Ulf Wiger-4
On 6 May 2003, Niall Dalton wrote:

>Hello,
>
>I'm thinking of using Erlang (and OTP libs) to build a
>highly-concurrent distributed application. I'd like to have
>supervisors starting processes on remote nodes, hot-code
>swapping and so on. All this seems much easier and more
>practical in Erlang than other languages.

True.

>My only real question before starting on a prototype is on
>security. The application would be accessible from the
>Internet. I have read a bit about setting the cookies, but
>also that "the user must be allowed to rsh to the remote
>hosts without being prompted for a password" (using
>whatever mechanisms rsh uses for this).

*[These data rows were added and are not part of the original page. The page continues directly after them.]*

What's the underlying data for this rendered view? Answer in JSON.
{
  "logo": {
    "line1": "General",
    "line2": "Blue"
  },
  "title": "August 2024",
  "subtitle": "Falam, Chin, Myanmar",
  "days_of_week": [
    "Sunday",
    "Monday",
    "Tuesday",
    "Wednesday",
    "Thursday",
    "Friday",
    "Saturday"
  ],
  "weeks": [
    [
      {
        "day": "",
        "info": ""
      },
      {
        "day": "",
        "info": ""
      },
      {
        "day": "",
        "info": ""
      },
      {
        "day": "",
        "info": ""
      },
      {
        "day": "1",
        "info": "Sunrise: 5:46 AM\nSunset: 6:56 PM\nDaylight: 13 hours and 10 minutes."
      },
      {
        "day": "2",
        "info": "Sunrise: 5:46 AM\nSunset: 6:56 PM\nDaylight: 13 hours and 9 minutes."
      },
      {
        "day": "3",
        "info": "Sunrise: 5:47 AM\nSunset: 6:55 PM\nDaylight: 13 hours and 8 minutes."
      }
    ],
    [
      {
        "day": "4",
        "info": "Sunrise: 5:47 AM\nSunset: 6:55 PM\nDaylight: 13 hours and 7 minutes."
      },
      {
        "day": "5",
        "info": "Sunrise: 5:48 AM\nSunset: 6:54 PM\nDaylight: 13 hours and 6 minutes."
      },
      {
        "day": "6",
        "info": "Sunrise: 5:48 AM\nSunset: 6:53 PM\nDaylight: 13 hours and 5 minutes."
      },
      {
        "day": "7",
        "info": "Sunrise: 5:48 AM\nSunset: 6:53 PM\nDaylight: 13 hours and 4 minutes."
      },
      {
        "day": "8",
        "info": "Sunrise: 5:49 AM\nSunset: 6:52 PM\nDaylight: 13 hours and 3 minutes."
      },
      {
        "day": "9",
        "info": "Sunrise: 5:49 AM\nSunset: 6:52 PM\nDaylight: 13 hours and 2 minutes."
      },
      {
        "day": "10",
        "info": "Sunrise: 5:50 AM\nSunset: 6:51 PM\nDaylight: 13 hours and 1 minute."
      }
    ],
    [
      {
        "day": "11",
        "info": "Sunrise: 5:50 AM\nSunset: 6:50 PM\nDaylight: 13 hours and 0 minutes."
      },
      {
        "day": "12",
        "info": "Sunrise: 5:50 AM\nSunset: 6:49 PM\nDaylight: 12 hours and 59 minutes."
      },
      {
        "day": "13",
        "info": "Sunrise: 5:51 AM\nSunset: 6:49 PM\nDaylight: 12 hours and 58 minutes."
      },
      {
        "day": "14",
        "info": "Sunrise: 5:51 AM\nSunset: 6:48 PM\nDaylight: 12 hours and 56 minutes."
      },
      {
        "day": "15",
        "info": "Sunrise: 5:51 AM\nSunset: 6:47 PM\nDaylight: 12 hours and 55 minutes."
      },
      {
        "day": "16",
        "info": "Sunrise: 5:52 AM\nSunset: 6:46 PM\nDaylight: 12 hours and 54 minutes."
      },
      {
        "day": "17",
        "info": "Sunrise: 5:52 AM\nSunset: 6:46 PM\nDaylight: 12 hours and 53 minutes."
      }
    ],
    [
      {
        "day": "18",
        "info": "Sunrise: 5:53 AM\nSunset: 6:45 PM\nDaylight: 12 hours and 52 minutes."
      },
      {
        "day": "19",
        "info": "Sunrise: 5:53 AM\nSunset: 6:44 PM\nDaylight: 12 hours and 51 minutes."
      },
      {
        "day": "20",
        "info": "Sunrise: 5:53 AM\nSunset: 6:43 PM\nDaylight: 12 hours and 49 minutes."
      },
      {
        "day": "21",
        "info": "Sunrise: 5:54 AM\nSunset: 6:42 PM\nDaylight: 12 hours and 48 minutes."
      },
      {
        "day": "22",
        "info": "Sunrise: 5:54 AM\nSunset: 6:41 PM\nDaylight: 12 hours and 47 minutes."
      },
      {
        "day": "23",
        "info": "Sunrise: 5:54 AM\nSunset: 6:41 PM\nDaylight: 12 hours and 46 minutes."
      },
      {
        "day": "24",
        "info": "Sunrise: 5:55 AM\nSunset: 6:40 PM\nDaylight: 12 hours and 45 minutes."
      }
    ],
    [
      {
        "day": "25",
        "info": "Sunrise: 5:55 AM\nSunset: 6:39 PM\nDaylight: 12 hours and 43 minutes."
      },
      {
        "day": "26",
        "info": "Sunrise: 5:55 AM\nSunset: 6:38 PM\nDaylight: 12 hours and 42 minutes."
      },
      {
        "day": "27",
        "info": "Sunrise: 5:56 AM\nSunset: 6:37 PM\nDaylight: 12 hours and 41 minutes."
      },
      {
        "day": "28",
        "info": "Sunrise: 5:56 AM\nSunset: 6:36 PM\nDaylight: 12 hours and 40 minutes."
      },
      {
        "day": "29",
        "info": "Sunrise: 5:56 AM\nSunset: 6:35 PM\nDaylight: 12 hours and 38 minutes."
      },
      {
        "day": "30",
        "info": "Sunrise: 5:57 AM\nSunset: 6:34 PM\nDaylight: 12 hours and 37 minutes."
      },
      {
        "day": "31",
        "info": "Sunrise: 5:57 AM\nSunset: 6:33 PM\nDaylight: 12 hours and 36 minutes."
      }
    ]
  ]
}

Bengt has answered this. I propose that you make sure that
the shell given to the user is restricted. I would also
avoid giving the users access to the erlang shell.
Unfortunately, we still do not have an erlang shell with
access control.

Regarding distributed erlang, there are a couple of things
you can do to increase security:

- Use cookies that are hard to guess
- You may use net_kernel:allow/1 to restrict which nodes are
  allowed to connect to your system using distributed erlang
- By starting erlang with the boot flag
  'erl -kernel dist_auto_connect never', you can further
  restrict applications from connecting from your node
  to others (one can still do it explicitly, using
  net_kernel:connect_node/1)
- Do not use distributed erlang for your user interface.
  Rather, use some socket RPC, CORBA, UBF, or similar.
  This allows you to restrict what functions can be
  called from the outside (e.g. not allowing things like
  os:cmd("rm -rf /") or erlang:halt().)

/Uffe
--
Ulf Wiger, Senior Specialist,
   / / /   Architecture & Design of Carrier-Class Software
  / / /    Strategic Product & System Management
 / / /     Ericsson AB, Connectivity and Control Nodes